> [What is required]:
Search term "true": copy each line of the records that contains it.
------ Provided entries ------
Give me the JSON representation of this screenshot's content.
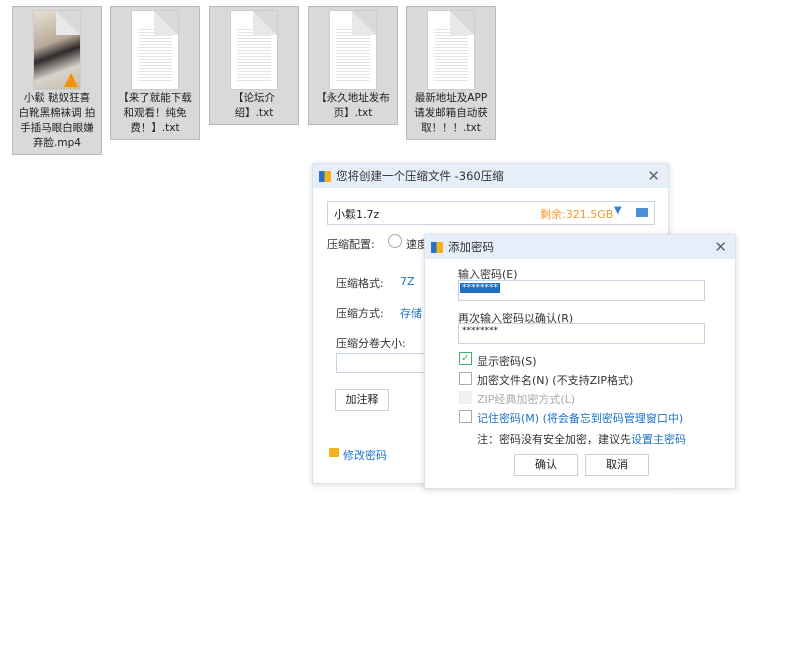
{
  "files": [
    {
      "name": "小鬏 鞑奴狂喜 白靴黑棉袜调 拍手插马眼白眼嫌弃脸.mp4",
      "type": "video"
    },
    {
      "name": "【来了就能下载和观看！纯免费！】.txt",
      "type": "text"
    },
    {
      "name": "【论坛介绍】.txt",
      "type": "text"
    },
    {
      "name": "【永久地址发布页】.txt",
      "type": "text"
    },
    {
      "name": "最新地址及APP请发邮箱自动获取！！！.txt",
      "type": "text"
    }
  ],
  "main_dialog": {
    "title": "您将创建一个压缩文件 -360压缩",
    "filename": "小鬏1.7z",
    "free_space": "剩余:321.5GB",
    "config_label": "压缩配置:",
    "config_option": "速度",
    "format_label": "压缩格式:",
    "format_value": "7Z",
    "method_label": "压缩方式:",
    "method_value": "存储",
    "split_label": "压缩分卷大小:",
    "split_value": "",
    "comment_button": "加注释",
    "change_password": "修改密码",
    "accent": "#f29a2e"
  },
  "password_dialog": {
    "title": "添加密码",
    "enter_label": "输入密码(E)",
    "enter_value": "********",
    "confirm_label": "再次输入密码以确认(R)",
    "confirm_value": "********",
    "show_password": {
      "label": "显示密码(S)",
      "checked": true
    },
    "encrypt_names": {
      "label": "加密文件名(N) (不支持ZIP格式)",
      "checked": false
    },
    "zip_classic": {
      "label": "ZIP经典加密方式(L)",
      "checked": false,
      "disabled": true
    },
    "remember": {
      "label": "记住密码(M) (将会备忘到密码管理窗口中)",
      "checked": false
    },
    "note": "注：密码没有安全加密，建议先",
    "note_link": "设置主密码",
    "ok": "确认",
    "cancel": "取消"
  }
}
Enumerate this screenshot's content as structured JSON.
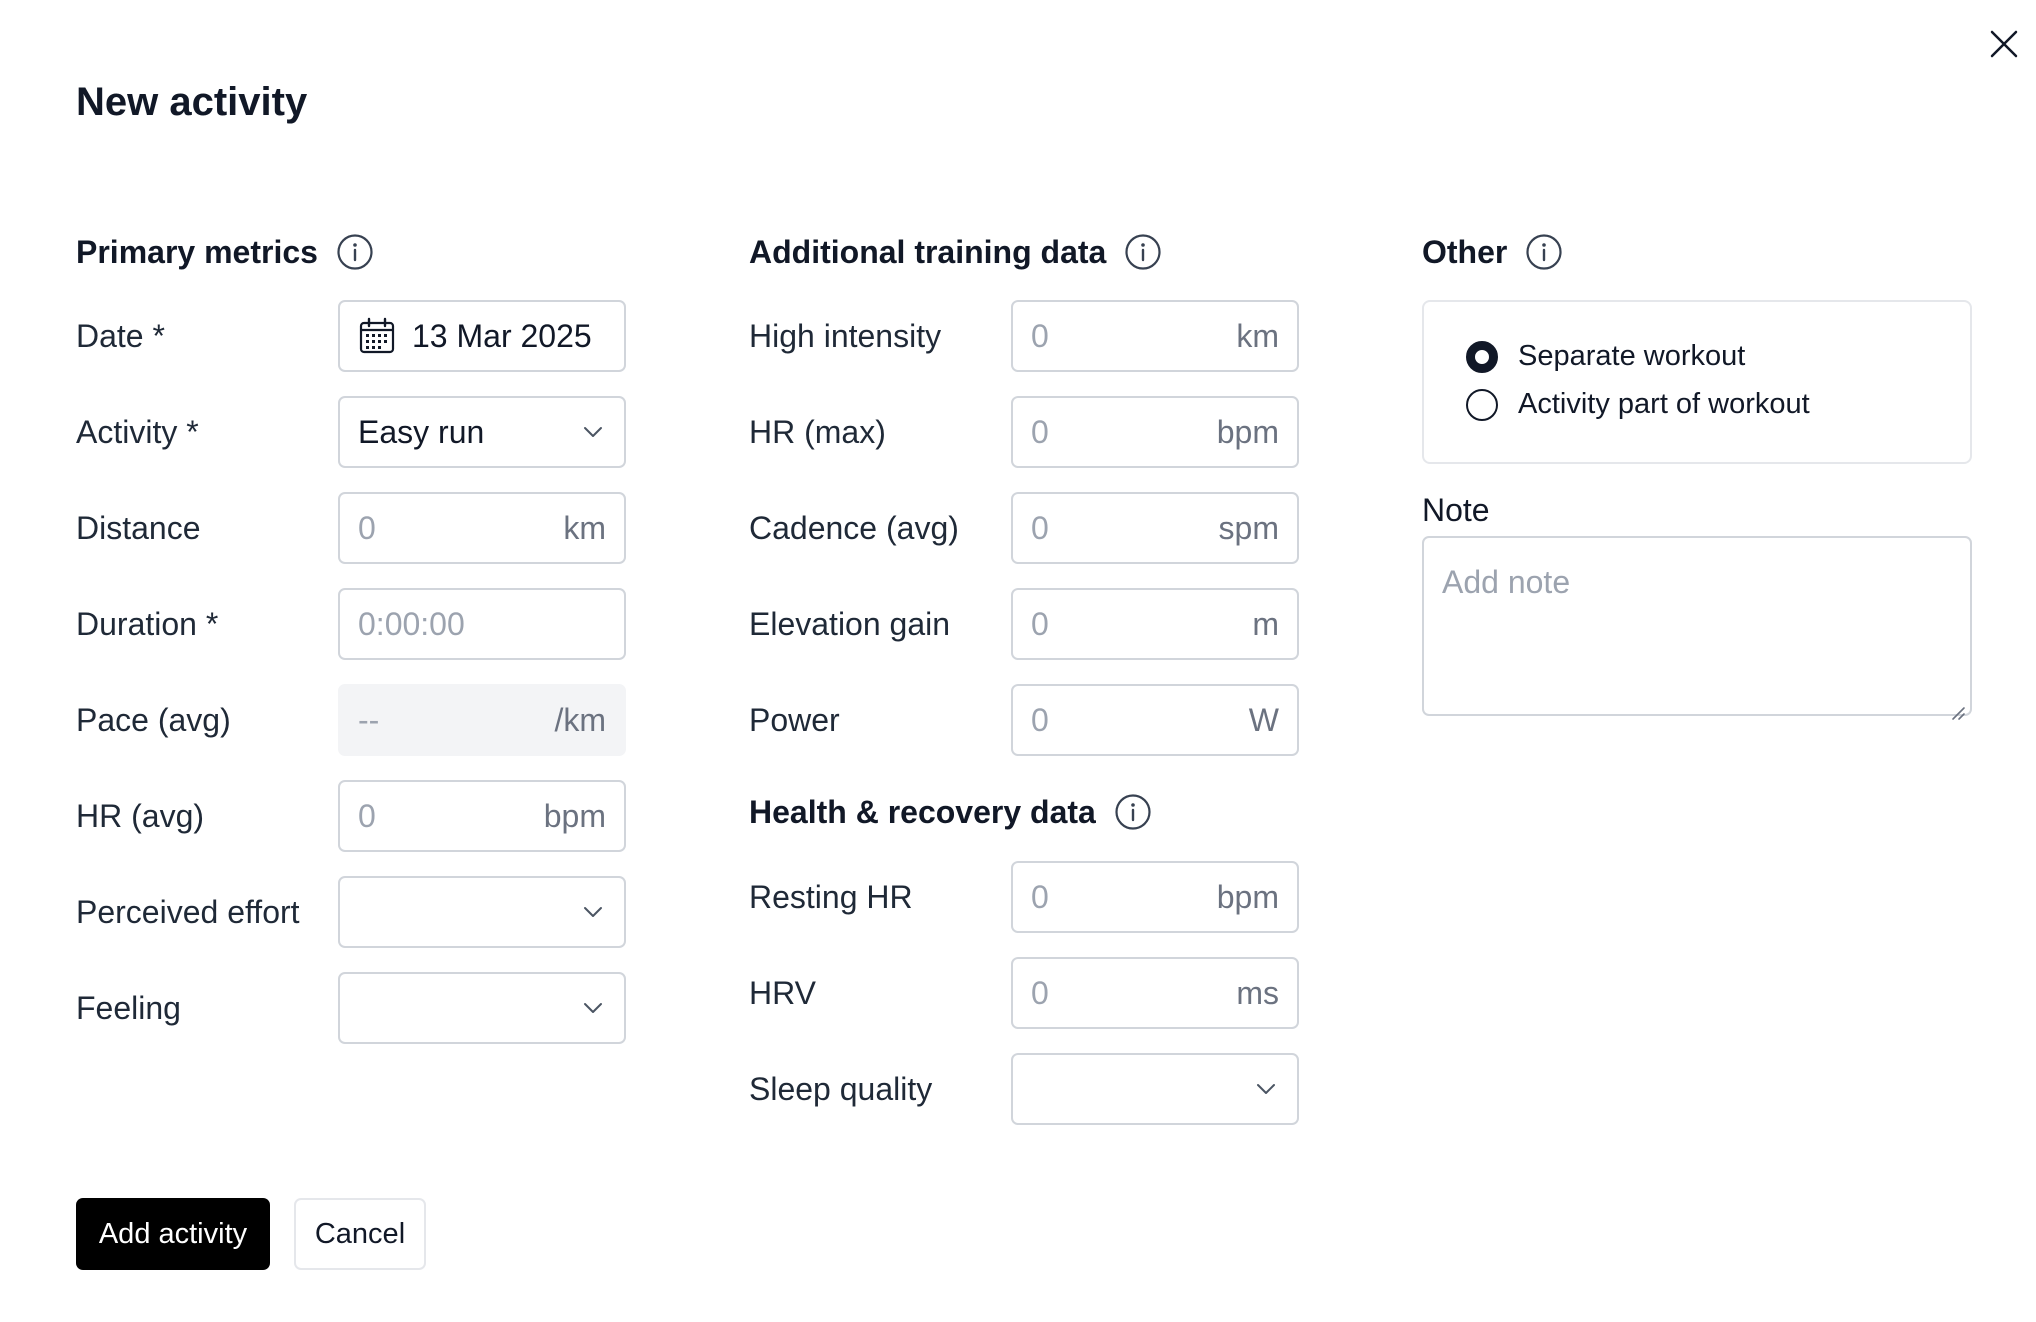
{
  "dialog": {
    "title": "New activity",
    "close_icon": "close-icon"
  },
  "primary": {
    "heading": "Primary metrics",
    "rows": {
      "date": {
        "label": "Date *",
        "value": "13 Mar 2025",
        "icon": "calendar-icon"
      },
      "activity": {
        "label": "Activity *",
        "value": "Easy run",
        "icon": "chevron-down-icon"
      },
      "distance": {
        "label": "Distance",
        "placeholder": "0",
        "unit": "km"
      },
      "duration": {
        "label": "Duration *",
        "placeholder": "0:00:00"
      },
      "pace": {
        "label": "Pace (avg)",
        "placeholder": "--",
        "unit": "/km"
      },
      "hr": {
        "label": "HR (avg)",
        "placeholder": "0",
        "unit": "bpm"
      },
      "effort": {
        "label": "Perceived effort",
        "value": ""
      },
      "feeling": {
        "label": "Feeling",
        "value": ""
      }
    }
  },
  "additional": {
    "heading": "Additional training data",
    "rows": {
      "high_intensity": {
        "label": "High intensity",
        "placeholder": "0",
        "unit": "km"
      },
      "hr_max": {
        "label": "HR (max)",
        "placeholder": "0",
        "unit": "bpm"
      },
      "cadence": {
        "label": "Cadence (avg)",
        "placeholder": "0",
        "unit": "spm"
      },
      "elevation": {
        "label": "Elevation gain",
        "placeholder": "0",
        "unit": "m"
      },
      "power": {
        "label": "Power",
        "placeholder": "0",
        "unit": "W"
      }
    }
  },
  "health": {
    "heading": "Health & recovery data",
    "rows": {
      "resting_hr": {
        "label": "Resting HR",
        "placeholder": "0",
        "unit": "bpm"
      },
      "hrv": {
        "label": "HRV",
        "placeholder": "0",
        "unit": "ms"
      },
      "sleep": {
        "label": "Sleep quality",
        "value": ""
      }
    }
  },
  "other": {
    "heading": "Other",
    "options": [
      {
        "label": "Separate workout",
        "checked": true
      },
      {
        "label": "Activity part of workout",
        "checked": false
      }
    ],
    "note_label": "Note",
    "note_placeholder": "Add note"
  },
  "actions": {
    "submit": "Add activity",
    "cancel": "Cancel"
  }
}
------
> [Answer to this problem]:
      "checked": true
      "disabled": true
        "checked": true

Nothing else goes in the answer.